For more info on folic acid vs methyl folate, check out our MTHFR article

Anti-clotting therapy 

Some patients may be prescribed medications that reduce blood clots if they have MTHFR or elevated homocysteine. Although the American Society of Reproductive Medicine does not recommend this, some OB/GYN may prescribe it with empirical value. 

If you have elevated homocysteine and repeat miscarriage, speak to your doctor about ruling out other blood clotting disorders, such as antiphospholipid syndrome, and conditions such as PCOS


Although the science is clear that high homocysteine is unhealthy and may increase blood clots, it is not often tested in a miscarriage workup. 

MTHFR is not the only cause of elevated homocysteine. Other factors that increase homocysteine, such as kidney and thyroid issues should be also addressed. Also, folate supplementation alone might not normalize homocysteine if these other causes are at play. Therefore, it is important to test before and after the treatment with folate.

Next Steps to Consider

  • Request your doctor test both you and your partners homocysteine levels. 
  • If you do have elevated homocysteine, it is important to work with a doctor or other health care professional to understand what might be causing these elevated levels. 
  • The good news is that once you recognize, understand and treat elevated homocysteine levels, you will improve your chances of a healthy pregnancy. 
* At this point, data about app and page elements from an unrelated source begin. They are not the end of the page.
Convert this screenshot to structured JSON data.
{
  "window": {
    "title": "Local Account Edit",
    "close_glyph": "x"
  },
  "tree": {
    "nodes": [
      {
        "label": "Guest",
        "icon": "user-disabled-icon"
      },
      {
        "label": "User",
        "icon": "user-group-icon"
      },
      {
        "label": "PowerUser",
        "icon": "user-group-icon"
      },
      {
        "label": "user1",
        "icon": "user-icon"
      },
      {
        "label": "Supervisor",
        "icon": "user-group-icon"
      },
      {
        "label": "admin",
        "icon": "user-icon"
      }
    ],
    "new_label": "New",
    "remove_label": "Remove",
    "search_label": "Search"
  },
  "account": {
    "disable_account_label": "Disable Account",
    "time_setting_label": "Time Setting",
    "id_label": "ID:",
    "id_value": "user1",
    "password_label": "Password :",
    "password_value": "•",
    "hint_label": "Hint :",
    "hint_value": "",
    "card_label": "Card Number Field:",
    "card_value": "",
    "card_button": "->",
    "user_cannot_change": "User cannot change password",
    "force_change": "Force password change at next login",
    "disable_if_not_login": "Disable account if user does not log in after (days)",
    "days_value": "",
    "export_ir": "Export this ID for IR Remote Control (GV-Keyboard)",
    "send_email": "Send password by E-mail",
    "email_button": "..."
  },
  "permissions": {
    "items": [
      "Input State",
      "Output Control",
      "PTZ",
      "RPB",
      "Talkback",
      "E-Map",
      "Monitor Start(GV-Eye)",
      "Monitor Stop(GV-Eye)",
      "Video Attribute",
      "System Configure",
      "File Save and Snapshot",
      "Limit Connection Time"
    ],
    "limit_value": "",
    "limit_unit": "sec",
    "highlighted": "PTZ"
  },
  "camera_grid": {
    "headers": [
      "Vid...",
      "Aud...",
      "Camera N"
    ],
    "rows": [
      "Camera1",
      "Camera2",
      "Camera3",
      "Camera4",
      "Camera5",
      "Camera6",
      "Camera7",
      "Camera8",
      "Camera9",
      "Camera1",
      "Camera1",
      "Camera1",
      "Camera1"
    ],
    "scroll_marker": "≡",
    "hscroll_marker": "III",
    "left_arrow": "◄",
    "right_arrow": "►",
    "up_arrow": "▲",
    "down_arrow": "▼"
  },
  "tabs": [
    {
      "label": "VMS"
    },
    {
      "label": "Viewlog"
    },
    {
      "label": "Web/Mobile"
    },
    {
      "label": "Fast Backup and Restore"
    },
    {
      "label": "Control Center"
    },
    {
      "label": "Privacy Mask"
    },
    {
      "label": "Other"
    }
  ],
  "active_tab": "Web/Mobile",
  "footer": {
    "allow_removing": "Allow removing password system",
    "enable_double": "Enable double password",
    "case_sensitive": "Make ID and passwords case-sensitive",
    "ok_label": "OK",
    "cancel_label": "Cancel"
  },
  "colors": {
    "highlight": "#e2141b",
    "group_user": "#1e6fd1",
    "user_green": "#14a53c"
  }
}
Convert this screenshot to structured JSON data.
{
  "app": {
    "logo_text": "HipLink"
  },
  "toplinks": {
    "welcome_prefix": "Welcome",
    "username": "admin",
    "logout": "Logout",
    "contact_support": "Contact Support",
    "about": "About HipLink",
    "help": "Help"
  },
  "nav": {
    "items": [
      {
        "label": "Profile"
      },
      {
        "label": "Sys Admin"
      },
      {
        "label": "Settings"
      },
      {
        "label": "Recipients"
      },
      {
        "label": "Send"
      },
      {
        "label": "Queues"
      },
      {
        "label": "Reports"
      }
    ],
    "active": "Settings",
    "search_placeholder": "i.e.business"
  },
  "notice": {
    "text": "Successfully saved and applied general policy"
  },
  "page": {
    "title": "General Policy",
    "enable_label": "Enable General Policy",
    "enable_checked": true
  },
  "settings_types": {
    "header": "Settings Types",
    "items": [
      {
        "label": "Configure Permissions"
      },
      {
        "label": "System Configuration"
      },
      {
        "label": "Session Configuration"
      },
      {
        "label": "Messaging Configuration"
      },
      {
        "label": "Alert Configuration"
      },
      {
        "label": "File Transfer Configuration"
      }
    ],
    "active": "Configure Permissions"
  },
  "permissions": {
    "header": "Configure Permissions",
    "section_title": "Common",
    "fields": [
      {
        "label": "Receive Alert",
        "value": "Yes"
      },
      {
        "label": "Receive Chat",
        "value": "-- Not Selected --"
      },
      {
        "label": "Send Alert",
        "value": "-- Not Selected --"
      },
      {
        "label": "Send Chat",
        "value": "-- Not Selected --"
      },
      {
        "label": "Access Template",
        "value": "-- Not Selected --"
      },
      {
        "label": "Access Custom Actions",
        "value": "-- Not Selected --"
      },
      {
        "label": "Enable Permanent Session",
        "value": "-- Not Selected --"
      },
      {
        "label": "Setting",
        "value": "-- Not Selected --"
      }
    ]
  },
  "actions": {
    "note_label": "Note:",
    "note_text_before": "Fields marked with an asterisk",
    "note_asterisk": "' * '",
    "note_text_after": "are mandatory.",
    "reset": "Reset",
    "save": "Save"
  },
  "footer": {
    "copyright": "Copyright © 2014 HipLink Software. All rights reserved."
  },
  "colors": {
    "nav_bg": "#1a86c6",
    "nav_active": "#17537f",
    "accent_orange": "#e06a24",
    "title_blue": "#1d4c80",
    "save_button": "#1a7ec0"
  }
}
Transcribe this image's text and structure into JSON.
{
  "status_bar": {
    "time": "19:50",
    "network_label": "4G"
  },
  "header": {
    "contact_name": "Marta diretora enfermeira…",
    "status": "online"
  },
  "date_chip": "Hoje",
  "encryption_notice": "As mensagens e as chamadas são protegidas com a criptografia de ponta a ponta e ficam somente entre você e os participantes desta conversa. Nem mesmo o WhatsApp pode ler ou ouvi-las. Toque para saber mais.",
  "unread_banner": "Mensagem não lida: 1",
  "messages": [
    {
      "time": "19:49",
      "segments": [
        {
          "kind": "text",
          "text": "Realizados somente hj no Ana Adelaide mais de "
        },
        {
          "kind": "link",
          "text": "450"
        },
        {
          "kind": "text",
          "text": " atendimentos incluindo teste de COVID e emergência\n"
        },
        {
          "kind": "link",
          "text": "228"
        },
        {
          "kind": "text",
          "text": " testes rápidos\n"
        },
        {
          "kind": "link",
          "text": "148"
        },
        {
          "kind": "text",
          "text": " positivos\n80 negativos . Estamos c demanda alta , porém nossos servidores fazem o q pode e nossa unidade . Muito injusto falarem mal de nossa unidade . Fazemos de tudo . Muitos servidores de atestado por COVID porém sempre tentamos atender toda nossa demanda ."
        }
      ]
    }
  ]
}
Submit a Comment

Your email address will not be published. Required fields are marked *


Get the space to be and breathe and the tools you need to find your next steps on this unexpected path of miscarriage.

Moving Forward Resource & Community

Click Here for Details!

Pin It on Pinterest

Share This